→ **Input material**:
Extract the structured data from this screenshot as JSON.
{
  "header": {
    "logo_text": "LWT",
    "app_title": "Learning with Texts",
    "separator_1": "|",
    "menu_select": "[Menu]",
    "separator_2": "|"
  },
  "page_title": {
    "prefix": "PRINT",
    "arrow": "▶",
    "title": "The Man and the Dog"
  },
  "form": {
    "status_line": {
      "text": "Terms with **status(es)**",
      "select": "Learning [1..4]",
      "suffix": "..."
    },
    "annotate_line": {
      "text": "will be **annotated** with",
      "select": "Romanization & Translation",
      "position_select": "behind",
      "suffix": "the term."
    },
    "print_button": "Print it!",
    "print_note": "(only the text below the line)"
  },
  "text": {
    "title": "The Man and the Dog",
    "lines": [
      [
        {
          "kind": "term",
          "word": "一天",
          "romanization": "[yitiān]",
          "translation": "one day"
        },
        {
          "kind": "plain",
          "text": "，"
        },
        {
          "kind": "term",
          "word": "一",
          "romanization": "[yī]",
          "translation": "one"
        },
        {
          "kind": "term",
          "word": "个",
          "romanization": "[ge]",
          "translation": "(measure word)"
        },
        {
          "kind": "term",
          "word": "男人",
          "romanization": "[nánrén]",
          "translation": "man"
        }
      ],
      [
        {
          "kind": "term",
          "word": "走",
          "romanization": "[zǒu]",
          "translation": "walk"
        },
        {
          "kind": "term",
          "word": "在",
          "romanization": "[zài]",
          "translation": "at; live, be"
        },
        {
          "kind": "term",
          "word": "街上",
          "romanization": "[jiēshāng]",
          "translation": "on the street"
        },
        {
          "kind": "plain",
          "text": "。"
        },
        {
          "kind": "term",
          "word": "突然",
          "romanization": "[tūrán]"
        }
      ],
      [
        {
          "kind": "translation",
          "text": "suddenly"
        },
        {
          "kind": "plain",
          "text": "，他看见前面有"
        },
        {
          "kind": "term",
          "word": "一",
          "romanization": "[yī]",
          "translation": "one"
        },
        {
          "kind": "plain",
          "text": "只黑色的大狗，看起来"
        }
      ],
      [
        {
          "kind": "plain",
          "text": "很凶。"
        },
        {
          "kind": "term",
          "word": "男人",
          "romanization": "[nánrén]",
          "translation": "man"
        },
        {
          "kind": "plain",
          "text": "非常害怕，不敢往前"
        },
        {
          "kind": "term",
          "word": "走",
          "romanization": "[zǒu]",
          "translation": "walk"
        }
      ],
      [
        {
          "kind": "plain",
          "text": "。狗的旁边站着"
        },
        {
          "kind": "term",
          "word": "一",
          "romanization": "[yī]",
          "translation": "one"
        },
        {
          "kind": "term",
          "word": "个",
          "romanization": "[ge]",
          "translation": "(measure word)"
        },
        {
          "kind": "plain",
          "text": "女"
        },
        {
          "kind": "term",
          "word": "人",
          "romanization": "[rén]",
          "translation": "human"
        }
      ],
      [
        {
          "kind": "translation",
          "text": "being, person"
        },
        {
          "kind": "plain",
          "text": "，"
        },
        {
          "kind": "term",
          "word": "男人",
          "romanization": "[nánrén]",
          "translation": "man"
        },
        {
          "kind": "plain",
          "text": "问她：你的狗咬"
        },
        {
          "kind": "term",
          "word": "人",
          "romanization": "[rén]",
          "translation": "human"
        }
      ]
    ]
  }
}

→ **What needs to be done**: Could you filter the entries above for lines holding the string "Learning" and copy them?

→ **Exercise result**:
    "app_title": "Learning with Texts",
      "select": "Learning [1..4]",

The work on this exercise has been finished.